Web page and app entries
:::::

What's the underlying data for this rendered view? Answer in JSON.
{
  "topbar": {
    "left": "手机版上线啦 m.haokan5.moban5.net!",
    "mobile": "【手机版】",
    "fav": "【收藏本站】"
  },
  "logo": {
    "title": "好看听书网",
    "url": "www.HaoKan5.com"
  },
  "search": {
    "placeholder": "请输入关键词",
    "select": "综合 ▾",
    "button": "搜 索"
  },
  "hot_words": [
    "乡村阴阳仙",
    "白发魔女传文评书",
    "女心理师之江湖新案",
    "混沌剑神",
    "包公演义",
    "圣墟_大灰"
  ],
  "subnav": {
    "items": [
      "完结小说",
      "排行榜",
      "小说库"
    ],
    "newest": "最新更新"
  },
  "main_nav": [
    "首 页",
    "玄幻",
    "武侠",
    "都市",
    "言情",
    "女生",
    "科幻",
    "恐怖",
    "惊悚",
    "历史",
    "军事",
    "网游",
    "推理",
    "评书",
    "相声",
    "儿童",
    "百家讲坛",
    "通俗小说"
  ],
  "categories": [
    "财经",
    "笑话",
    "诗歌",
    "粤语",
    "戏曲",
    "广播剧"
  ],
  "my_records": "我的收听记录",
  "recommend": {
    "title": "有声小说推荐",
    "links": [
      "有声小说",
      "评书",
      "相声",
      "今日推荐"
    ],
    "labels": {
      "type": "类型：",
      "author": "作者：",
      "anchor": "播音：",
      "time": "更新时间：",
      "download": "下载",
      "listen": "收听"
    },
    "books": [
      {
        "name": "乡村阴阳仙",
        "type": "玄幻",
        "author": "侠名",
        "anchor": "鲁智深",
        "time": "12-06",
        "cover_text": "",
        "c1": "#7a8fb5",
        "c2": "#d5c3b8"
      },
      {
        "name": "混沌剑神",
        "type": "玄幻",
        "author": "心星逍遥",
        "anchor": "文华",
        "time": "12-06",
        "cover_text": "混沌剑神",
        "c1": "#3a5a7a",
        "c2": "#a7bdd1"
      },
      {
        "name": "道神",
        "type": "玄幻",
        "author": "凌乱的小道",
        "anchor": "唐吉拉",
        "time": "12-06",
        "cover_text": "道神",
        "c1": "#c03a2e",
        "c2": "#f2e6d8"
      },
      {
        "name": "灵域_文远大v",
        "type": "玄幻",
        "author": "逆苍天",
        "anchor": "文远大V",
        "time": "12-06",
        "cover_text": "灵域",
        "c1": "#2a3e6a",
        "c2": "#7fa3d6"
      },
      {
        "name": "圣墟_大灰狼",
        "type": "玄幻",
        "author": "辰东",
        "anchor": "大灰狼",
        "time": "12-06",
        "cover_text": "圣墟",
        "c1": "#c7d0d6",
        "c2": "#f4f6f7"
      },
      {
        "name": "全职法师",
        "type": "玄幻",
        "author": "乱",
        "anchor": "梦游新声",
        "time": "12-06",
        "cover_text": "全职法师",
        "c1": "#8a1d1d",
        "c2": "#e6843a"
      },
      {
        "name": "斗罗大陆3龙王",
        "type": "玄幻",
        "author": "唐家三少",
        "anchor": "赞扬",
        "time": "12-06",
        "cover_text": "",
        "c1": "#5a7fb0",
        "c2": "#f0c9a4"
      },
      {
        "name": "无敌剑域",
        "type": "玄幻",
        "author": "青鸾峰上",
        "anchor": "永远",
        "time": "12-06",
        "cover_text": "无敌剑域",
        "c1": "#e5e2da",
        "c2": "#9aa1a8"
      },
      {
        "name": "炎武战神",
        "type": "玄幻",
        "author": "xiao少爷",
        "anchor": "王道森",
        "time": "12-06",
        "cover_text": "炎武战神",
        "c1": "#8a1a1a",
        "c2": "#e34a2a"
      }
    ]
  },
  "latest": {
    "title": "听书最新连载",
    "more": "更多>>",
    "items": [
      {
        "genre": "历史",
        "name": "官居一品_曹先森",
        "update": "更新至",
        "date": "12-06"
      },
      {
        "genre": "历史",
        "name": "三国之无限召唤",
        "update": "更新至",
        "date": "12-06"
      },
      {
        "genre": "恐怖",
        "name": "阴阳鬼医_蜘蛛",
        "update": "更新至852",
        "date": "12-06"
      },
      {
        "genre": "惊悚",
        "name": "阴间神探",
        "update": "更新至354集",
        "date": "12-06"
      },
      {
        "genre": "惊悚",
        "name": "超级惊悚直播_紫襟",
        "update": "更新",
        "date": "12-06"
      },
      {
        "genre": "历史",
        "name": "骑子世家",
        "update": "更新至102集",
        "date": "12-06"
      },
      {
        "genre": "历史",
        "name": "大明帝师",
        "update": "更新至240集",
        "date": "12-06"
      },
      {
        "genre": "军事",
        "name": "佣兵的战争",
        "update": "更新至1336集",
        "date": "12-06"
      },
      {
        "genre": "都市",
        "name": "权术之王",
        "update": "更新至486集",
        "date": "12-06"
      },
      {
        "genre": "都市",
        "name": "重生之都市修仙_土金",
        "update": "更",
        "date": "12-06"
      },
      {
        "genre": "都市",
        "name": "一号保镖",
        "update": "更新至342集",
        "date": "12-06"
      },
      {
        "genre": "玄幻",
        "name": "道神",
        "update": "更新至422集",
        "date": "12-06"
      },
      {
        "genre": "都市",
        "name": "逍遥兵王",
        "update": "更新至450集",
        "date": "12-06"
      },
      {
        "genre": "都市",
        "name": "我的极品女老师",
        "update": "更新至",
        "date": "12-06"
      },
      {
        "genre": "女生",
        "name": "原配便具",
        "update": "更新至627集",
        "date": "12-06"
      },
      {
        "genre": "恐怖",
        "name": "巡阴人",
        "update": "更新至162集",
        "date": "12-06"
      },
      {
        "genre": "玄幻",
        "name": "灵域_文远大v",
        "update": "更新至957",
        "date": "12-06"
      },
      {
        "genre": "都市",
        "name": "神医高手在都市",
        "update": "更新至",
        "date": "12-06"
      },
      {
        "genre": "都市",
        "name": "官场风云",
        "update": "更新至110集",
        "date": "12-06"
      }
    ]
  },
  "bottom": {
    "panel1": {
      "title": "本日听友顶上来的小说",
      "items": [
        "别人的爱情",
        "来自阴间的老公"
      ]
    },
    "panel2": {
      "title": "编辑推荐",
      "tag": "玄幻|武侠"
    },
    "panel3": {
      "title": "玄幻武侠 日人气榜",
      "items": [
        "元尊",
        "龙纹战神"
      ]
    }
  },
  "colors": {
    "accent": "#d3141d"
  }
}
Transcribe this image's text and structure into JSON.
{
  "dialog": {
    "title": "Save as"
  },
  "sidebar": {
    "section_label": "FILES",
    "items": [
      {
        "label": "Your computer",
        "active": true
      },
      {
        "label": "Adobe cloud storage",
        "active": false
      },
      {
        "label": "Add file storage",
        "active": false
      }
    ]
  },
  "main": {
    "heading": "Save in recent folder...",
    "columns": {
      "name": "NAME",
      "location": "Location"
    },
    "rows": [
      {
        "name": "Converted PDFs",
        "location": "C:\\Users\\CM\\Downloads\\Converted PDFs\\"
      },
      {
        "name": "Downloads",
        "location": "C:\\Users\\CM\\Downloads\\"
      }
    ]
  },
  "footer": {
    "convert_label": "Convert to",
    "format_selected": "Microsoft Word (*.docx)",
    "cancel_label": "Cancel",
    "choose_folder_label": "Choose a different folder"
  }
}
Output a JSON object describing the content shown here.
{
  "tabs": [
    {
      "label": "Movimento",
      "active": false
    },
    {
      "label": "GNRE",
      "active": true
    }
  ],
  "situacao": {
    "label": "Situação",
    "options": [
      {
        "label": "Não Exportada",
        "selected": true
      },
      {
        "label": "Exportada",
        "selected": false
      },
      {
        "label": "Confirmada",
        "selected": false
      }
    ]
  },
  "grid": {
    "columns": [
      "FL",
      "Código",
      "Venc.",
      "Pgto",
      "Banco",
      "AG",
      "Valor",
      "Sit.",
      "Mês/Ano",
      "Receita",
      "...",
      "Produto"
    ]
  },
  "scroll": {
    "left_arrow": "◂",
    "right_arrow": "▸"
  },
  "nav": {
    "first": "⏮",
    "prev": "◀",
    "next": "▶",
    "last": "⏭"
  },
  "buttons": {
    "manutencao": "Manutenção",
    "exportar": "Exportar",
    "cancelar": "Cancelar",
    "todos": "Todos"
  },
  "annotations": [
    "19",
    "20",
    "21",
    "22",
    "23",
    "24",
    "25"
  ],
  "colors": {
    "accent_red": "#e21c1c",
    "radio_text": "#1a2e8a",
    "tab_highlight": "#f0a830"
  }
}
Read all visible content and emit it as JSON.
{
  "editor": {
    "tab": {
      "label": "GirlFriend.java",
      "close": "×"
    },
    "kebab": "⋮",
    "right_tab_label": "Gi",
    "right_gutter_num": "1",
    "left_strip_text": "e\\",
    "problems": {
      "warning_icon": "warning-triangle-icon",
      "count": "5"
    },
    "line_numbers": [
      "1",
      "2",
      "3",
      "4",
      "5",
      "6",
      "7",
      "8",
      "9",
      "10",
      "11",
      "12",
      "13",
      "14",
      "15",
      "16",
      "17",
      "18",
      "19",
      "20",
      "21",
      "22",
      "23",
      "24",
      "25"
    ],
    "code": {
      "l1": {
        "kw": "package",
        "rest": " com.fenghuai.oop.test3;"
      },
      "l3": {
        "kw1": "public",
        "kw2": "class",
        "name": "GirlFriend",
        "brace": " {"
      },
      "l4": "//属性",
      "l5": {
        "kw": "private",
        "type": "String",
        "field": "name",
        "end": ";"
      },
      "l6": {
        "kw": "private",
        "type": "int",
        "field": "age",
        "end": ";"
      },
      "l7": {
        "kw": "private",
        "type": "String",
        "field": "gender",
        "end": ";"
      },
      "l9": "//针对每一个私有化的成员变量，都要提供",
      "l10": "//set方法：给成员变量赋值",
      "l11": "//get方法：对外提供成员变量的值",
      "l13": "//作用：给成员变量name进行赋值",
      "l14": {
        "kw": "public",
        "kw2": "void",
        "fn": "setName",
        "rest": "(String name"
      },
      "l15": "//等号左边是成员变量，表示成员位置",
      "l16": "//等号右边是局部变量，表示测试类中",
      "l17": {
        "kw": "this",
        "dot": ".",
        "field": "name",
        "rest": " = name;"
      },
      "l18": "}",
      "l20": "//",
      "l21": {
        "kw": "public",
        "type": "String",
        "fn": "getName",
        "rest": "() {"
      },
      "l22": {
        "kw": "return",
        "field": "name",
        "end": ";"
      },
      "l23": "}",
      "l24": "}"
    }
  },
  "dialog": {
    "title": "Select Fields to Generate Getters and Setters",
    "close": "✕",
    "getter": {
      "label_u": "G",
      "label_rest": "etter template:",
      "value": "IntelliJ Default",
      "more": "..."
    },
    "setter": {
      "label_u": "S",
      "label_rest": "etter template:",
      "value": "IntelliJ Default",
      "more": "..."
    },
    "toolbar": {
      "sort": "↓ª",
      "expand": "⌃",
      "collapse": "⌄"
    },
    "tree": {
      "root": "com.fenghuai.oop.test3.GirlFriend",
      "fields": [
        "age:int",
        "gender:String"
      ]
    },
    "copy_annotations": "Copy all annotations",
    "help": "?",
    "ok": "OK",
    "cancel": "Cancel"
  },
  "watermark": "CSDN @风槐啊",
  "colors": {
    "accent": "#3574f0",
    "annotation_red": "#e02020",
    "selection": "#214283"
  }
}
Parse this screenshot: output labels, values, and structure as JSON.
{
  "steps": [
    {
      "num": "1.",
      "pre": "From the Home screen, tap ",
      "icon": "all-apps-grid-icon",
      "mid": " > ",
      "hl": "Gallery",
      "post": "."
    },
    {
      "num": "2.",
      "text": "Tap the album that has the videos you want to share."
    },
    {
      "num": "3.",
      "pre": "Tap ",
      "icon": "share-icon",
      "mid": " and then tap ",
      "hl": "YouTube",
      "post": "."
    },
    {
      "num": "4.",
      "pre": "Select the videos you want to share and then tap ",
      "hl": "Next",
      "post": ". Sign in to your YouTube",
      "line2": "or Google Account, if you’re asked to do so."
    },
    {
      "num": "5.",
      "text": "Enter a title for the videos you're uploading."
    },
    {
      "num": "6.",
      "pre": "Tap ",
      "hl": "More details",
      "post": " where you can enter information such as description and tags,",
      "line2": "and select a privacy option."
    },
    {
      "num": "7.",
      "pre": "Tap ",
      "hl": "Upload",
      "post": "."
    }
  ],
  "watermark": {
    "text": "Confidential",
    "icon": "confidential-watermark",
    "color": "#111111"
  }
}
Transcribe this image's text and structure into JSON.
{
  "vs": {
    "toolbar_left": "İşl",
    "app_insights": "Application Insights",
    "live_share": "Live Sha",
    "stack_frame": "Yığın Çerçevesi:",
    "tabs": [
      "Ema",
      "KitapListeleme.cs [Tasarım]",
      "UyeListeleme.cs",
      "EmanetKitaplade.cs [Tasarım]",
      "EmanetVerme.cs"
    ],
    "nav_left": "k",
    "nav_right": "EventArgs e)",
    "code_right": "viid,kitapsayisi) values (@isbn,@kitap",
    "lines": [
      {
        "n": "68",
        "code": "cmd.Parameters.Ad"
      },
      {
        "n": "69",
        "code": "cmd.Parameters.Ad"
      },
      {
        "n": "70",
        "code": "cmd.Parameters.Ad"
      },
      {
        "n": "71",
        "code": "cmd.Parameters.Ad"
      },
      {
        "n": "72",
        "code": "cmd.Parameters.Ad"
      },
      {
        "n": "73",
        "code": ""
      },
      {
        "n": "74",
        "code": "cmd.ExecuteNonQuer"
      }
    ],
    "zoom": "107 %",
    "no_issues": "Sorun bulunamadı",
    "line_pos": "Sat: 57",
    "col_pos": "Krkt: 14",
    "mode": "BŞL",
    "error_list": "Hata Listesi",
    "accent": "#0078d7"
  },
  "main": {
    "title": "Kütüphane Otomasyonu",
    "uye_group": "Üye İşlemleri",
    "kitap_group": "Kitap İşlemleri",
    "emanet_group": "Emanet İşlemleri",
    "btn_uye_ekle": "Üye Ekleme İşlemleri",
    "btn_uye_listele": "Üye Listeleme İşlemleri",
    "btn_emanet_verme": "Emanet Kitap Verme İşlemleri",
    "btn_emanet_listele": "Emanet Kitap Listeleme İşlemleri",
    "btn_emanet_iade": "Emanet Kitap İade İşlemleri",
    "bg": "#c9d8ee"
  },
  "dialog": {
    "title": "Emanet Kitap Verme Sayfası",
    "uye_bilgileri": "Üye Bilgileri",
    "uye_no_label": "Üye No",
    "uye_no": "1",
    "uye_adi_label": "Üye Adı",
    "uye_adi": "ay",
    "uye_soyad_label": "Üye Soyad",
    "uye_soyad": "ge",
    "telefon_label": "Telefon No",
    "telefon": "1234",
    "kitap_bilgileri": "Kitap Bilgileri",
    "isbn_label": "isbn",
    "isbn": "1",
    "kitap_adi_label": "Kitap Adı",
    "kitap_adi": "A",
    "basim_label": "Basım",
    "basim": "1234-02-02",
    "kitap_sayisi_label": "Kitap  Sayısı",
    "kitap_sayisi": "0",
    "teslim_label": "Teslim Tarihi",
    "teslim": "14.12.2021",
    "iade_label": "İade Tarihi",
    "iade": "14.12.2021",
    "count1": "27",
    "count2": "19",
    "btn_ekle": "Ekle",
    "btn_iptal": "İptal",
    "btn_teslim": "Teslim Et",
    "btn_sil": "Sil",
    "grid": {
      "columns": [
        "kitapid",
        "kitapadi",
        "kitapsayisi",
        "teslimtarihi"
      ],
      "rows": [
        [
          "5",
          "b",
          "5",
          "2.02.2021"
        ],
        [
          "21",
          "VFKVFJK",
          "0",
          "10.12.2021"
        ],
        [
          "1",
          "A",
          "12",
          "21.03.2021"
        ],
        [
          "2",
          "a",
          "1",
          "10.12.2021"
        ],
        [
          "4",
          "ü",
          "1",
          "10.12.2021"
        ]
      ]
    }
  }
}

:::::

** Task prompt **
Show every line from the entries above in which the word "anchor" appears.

** Answer section **
      "anchor": "播音：",
        "anchor": "鲁智深",
        "anchor": "文华",
        "anchor": "唐吉拉",
        "anchor": "文远大V",
        "anchor": "大灰狼",
        "anchor": "梦游新声",
        "anchor": "赞扬",
        "anchor": "永远",
        "anchor": "王道森",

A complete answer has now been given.